case for punitive damages having been made out, the question was properly submitted to the jury, and its decision is binding upon this Court, which has no jurisdiction to consider the testimony on the part of the defendant tending to explain why the piles were left there so long.
MR. CHIEF JUSTICE JONES did not sit in this case.
MR. JUSTICE WOODS dissenting:
I concur, except as to the question of punitive damages. It is true the obstruction of the defendant railroad company was a menace to navigation, causing loss of timber, and that it so remained from October, 1904, until April, 1906. But there is no evidence that the piles which constituted the obstruction were not necessary to the safety of the bridge. The only evidence that the railroad neglected its duty to remove the piles as soon as possible was the length of time they were allowed to remain as obstructions to navigation. From this delay the inference of negligence and a verdict for actual damages may be sustained. But there was not a particle of evidence that the delay was wanton or wilful. On the contrary, the undisputed evidence offered by defendant was to the effect that, owing to its age and the increase of traffic, the old bridge became unsafe; that to render it safe it was necessary for the railroad company to strengthen it with piles until it could procure and put in a heavy iron bridge; and that the delay in procuring the iron bridge was due to the fact that manufacturers of bridge material could not keep up with the demand.

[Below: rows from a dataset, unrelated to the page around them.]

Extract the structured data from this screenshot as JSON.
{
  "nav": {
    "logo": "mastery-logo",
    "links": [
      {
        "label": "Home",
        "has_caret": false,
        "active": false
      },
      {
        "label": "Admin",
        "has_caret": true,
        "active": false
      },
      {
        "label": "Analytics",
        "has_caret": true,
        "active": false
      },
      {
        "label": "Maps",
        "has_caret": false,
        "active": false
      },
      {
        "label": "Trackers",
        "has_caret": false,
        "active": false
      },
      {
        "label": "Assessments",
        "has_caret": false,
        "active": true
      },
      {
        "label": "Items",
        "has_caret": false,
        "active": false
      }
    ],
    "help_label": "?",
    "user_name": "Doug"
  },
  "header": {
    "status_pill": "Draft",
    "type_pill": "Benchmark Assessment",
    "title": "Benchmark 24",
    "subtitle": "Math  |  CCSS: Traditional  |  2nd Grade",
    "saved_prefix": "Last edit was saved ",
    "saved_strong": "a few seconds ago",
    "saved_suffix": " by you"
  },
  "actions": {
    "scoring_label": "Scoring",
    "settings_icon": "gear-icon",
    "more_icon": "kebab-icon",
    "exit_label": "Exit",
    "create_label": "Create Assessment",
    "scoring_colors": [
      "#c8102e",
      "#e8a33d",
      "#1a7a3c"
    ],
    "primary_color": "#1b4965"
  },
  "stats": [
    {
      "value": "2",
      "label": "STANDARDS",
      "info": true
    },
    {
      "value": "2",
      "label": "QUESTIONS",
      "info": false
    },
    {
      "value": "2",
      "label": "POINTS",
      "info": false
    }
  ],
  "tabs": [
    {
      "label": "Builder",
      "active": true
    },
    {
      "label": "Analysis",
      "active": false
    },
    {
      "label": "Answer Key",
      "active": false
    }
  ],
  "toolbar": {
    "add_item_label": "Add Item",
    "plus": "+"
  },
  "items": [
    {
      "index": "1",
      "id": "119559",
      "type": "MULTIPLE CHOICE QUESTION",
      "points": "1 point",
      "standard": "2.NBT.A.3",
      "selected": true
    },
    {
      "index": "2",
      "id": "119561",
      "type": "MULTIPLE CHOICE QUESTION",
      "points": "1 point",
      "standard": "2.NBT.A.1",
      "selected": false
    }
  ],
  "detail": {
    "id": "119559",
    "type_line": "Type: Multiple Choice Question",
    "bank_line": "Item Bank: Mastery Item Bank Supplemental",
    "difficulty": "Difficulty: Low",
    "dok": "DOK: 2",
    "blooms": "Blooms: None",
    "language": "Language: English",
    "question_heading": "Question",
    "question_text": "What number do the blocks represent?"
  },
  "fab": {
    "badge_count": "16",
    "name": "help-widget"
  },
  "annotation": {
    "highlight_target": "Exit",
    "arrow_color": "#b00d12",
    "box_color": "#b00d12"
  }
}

It was the imperative duty of the railroad company to make the bridge safe to the traveling public. And it seems to me there was a total absence of proof of wilful, wanton or reckless delay in procuring the bridge, which it was necessary to procure, before the piles could be removed with safety to the traveling public.
For these reasons, I can not escape the conviction that there is no basis in the evidence for awarding the plaintiff punitive damages or for punishing the defendant, and the jury should have been so instructed, in accordance with the request of defendant’s counsel.